[Data entries]
^^^^^^^^
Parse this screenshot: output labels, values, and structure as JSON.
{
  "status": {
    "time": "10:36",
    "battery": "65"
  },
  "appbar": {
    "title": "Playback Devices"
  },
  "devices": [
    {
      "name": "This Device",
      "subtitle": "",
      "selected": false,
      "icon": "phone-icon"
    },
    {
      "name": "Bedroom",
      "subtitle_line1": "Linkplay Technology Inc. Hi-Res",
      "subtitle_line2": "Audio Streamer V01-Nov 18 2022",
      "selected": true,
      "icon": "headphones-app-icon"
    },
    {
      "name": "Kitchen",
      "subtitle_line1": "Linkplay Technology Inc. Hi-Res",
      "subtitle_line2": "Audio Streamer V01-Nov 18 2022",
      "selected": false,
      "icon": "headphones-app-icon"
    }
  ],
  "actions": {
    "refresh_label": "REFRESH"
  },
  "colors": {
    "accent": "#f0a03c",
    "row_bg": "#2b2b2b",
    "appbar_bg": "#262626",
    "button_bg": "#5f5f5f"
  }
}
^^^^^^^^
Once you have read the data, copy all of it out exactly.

◆ Result of the exercise:
Parse this screenshot: output labels, values, and structure as JSON.
{
  "status": {
    "time": "10:36",
    "battery": "65"
  },
  "appbar": {
    "title": "Playback Devices"
  },
  "devices": [
    {
      "name": "This Device",
      "subtitle": "",
      "selected": false,
      "icon": "phone-icon"
    },
    {
      "name": "Bedroom",
      "subtitle_line1": "Linkplay Technology Inc. Hi-Res",
      "subtitle_line2": "Audio Streamer V01-Nov 18 2022",
      "selected": true,
      "icon": "headphones-app-icon"
    },
    {
      "name": "Kitchen",
      "subtitle_line1": "Linkplay Technology Inc. Hi-Res",
      "subtitle_line2": "Audio Streamer V01-Nov 18 2022",
      "selected": false,
      "icon": "headphones-app-icon"
    }
  ],
  "actions": {
    "refresh_label": "REFRESH"
  },
  "colors": {
    "accent": "#f0a03c",
    "row_bg": "#2b2b2b",
    "appbar_bg": "#262626",
    "button_bg": "#5f5f5f"
  }
}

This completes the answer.